Sarkhosh, A., Z. Zamani, R. Fatahi, M.E. Hassani, C. Wiedow, E. Buck and S.E. Gardiner, 2011. Genetic diversity of Iranian soft-seed pomegranate genotypes as revealed by fluorescent-AFLP markers. Physiol. Mol. Biol. Plants 17: 305-311

Seeram, N.P., L.S. Adams, S.M. Henning, Y.Niu, Y. Zhang and M.G. Nair and D. Heber, 2005. In vitro antiproliferative apoptotic and antioxidant activities of punicalagin, ellagic acid and a total pomegranate tannin extract are enhanced in combination with other polyphenols as found in pomegranate juice. J. Nutr. Biochem., 16: 360-367

Shwartz, E., I. Glazer, I. Bar-Ya'akov, I. Matityahu, I. Bar-Ilan, D. Holland and R. Amir, 2009. Changes in chemical constituents during the maturation and ripening of two commercially important pomegranate accessions. Food Chem., 115: 965-973

Stover, E. and E.W. Mercure, 2007. The pomegranate: A new look at the fruit of paradise, HortScience, 42: 1088-1092

Talebi Baddaf, M., B. Sharifi Neia and M. Bahar, 2003. Analysis of genetic diversity in pomegranate cultivars of Iran, using random amplified polymorphic DNA (RAPD) markers (in Farsi). In: Proceedings of the Third National Congress of Biotechnology, pp: 343-345. Mashad, Iran

Viswanath, P., A.N. Al-Bakri, S.K. Nadaf and K. Amal, 1999. Correlations and variability in fruit characters of pomegranate. In: Proceedings of a Symposium- Recent Advances in Management of Arid Ecosystem, pp: 361-364. A.S. Faroda and N.L. Kathju (eds.). March 3-5, 1997. Jodhpur, India

Williams, J.G., A.R. Kubelik, K.J. Livak, J.A. Rafalski and S.V. Tingey, 1990. DNA polymorphisms amplified by arbitrary primers are useful as genetic markers. Nucleic Acids Res., 18: 6531-6535

Yildiz, K., F. Muradoglu, H.I. Orguz and H. Yilmaz, 2003. Pomological characteristics of pomegranate varieties grown in Hizan town of Bitlis, In: Proc. Fourth Hort. Congress. Antalya, pp: 238-240

Zamani, Z., 1990. Characteristics of pomegranate cultivars grown in Saveh of Iran (in Farsi). M.Sc. Thesis, University of Tehran, Tehran, Iran

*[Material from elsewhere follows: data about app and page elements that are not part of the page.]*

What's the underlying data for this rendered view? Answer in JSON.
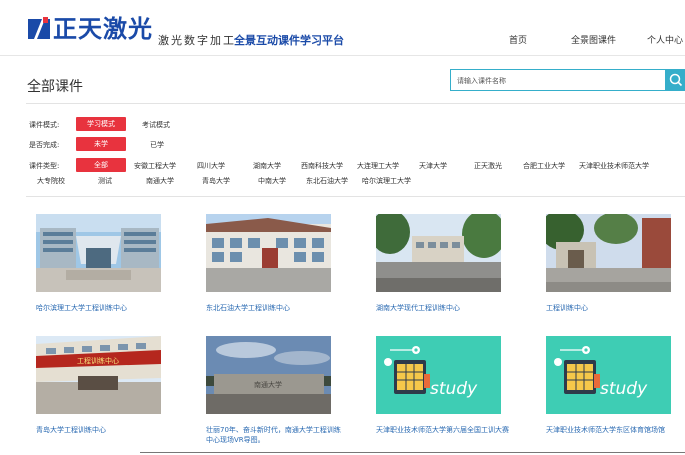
{
  "header": {
    "logo_text": "正天激光",
    "slogan": "激光数字加工",
    "slogan_em": "全景互动课件学习平台",
    "nav": [
      "首页",
      "全景图课件",
      "个人中心"
    ]
  },
  "page": {
    "title": "全部课件",
    "search_placeholder": "请输入课件名称"
  },
  "filters": {
    "mode": {
      "label": "课件模式:",
      "options": [
        "学习模式",
        "考试模式"
      ],
      "selected": "学习模式"
    },
    "done": {
      "label": "是否完成:",
      "options": [
        "未学",
        "已学"
      ],
      "selected": "未学"
    },
    "type": {
      "label": "课件类型:",
      "row1": [
        "全部",
        "安徽工程大学",
        "四川大学",
        "湖南大学",
        "西南科技大学",
        "大连理工大学",
        "天津大学",
        "正天激光",
        "合肥工业大学",
        "天津职业技术师范大学"
      ],
      "row2": [
        "大专院校",
        "测试",
        "南通大学",
        "青岛大学",
        "中南大学",
        "东北石油大学",
        "哈尔滨理工大学"
      ],
      "selected": "全部"
    }
  },
  "cards": [
    {
      "title": "哈尔滨理工大学工程训练中心"
    },
    {
      "title": "东北石油大学工程训练中心"
    },
    {
      "title": "湖南大学现代工程训练中心"
    },
    {
      "title": "工程训练中心"
    },
    {
      "title": "青岛大学工程训练中心",
      "sign_text": "工程训练中心"
    },
    {
      "title_line1": "壮丽70年、奋斗新时代，南通大学工程训练",
      "title_line2": "中心现场VR导图。",
      "stone_text": "南通大学"
    },
    {
      "title": "天津职业技术师范大学第六届全国工训大赛",
      "study_text": "study"
    },
    {
      "title": "天津职业技术师范大学东区体育馆场馆",
      "study_text": "study"
    }
  ],
  "colors": {
    "brand_blue": "#1a4aa8",
    "accent_red": "#e8333e",
    "search_teal": "#35aeca",
    "link_blue": "#2a6ab2",
    "study_bg": "#3ecdb4"
  }
}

Zamani, Z., A. Sarkhosh, R. Fatahi and A. Ebadi, 2007. Genetic relationships among pomegranate genotypes studied by fruit characteristics and RAPD markers. J. Hortic. Sci. Biotechnol., 82: 11-18

Zarei, M., M. Azizi and Z. Bashir-Sadr, 2011. Evaluation of physicochemical characteristics of pomegranate (Punica granatum L.) fruit during ripening. Fruits, 66: 121-129

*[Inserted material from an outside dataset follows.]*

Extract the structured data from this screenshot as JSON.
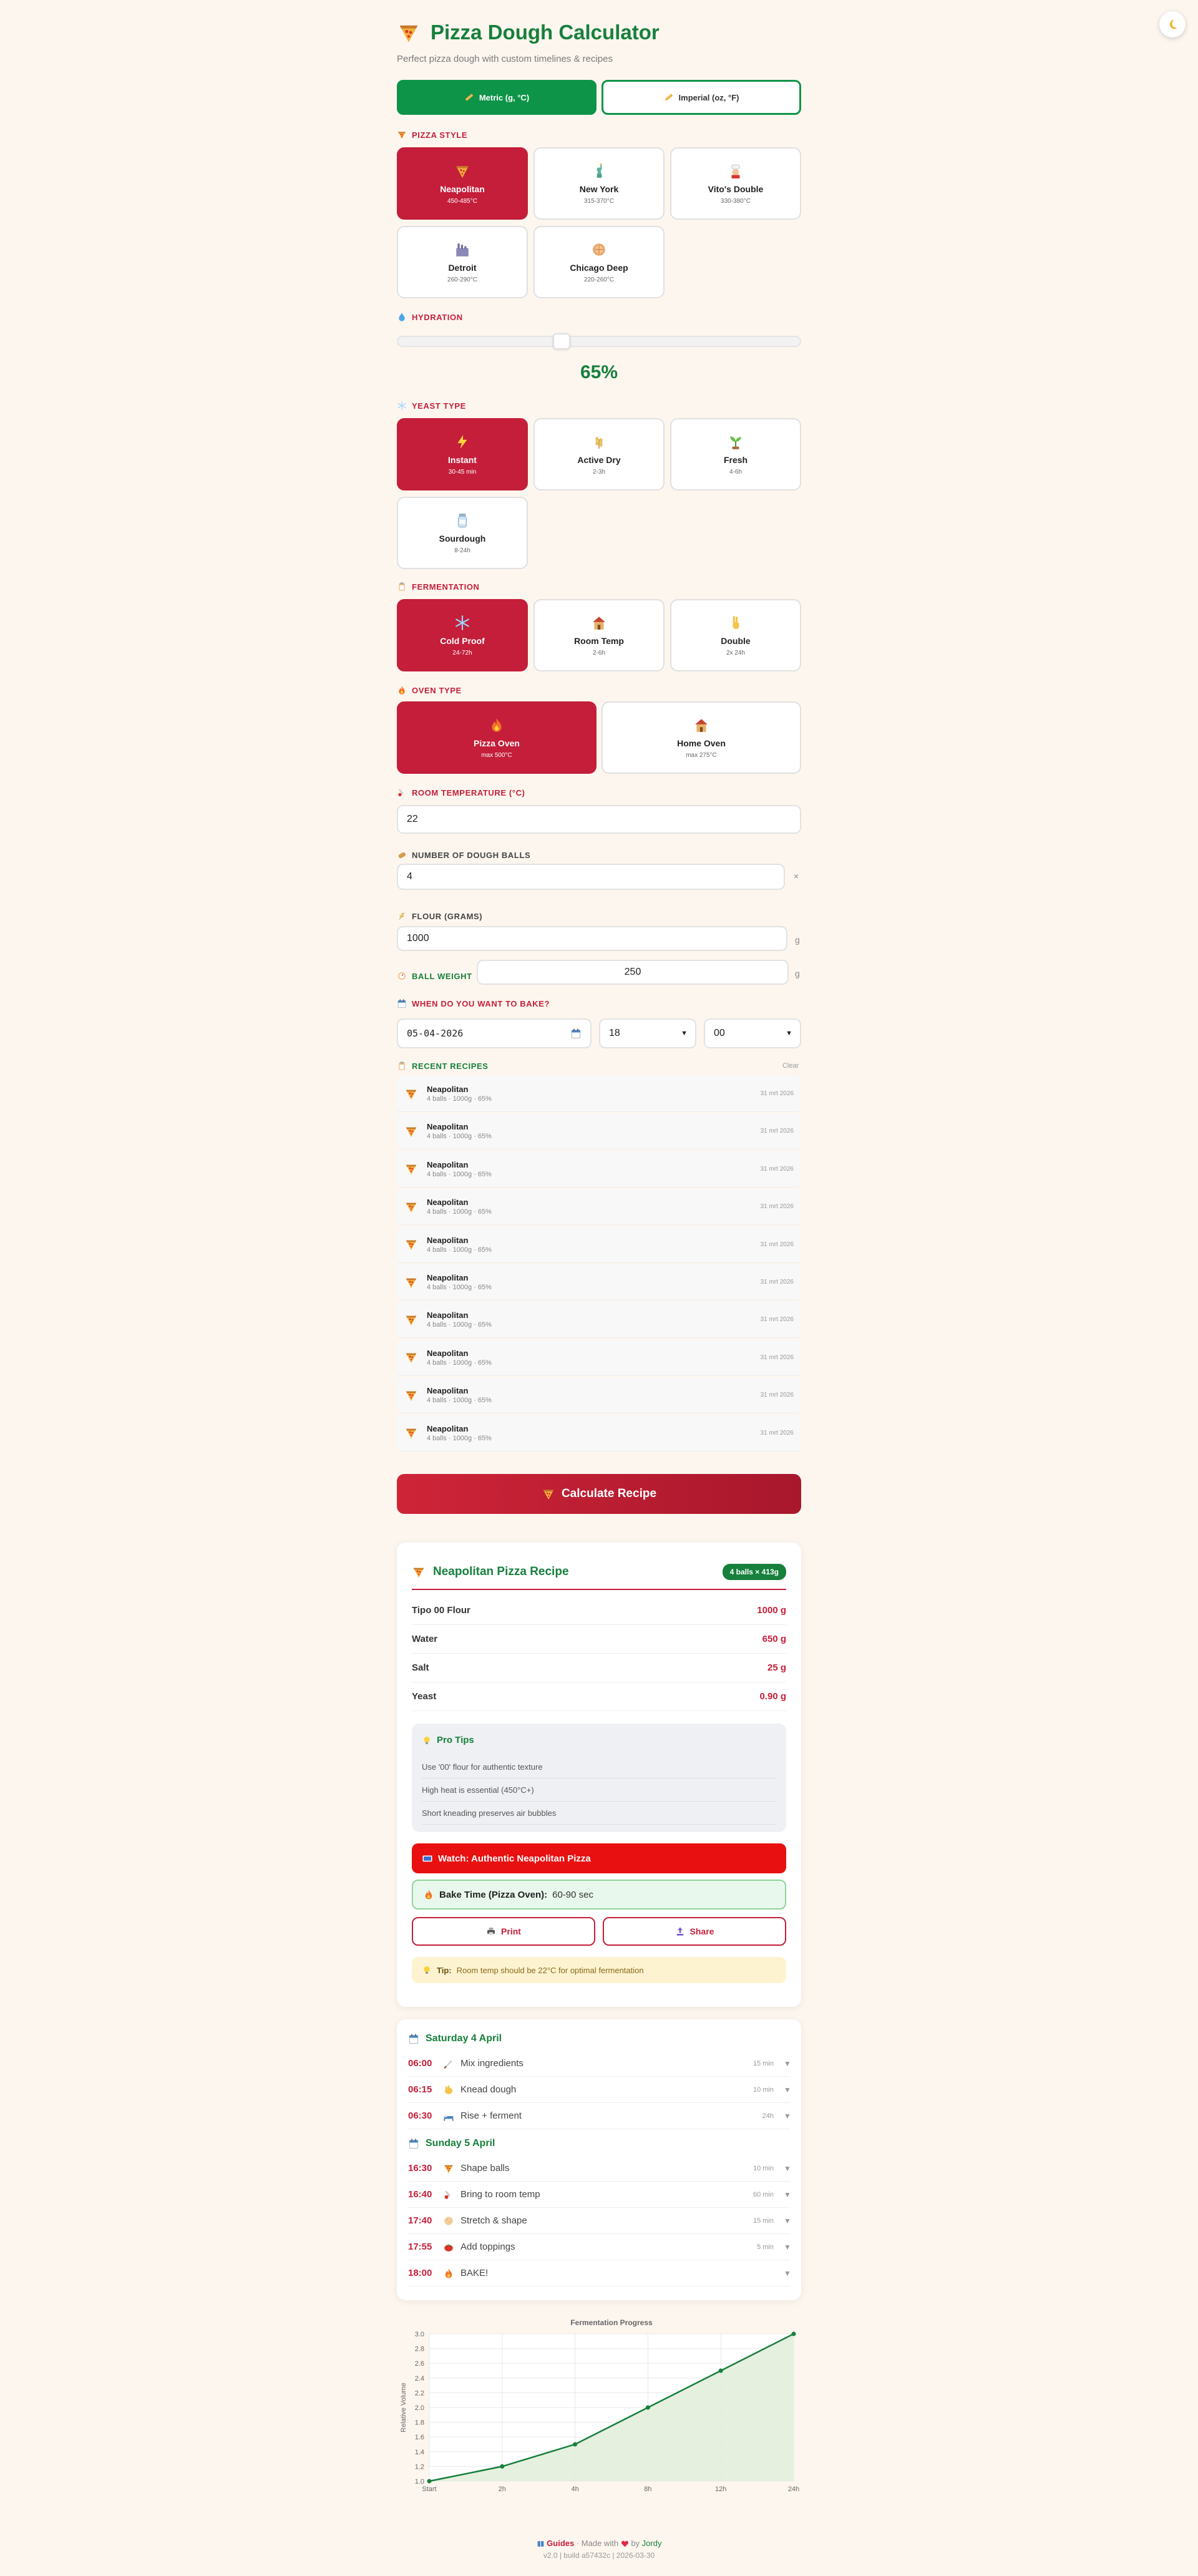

Zavala, M.F. and F. Cozza, 2012. The Argentinean experience in the cultivation of 1000 ha of pomegranates (5 provinces) test of varieties and management of crop. In: The second International Symposium on the Pomegranate, pp: 47-50. P. Melgarejo and D. Valero (eds.). International Centre for Advanced Mediterranean Agronomic Studies, October 19-21, Madrid, Spain
COPYRIGHT 2016 Asianet-Pakistan
No portion of this article can be reproduced without the express written permission from the copyright holder.
Copyright 2016 Gale, Cengage Learning. All rights reserved.

Article Details
Printer friendly Cite/link Email Feedback
Author:Owais, Saed Joseph; Abdel-Ghani, Adel H.
Publication:International Journal of Agriculture and Biology
Article Type:Report
Geographic Code:7JORD
Date:Apr 30, 2016
Words:8655
Previous Article:Identification of New Alleles in Salt Tolerant Rice Germplasm Lines through Phenotypic and Genotypic Screening.
Next Article:Effects of Soil Sterilization on Growth of Angelica sinensis Plant and Soil Microbial Populations in a Continuous Mono-cropping Soil.
Topics:

Terms of use | Privacy policy | Copyright © 2019 Farlex, Inc. | Feedback | For webmasters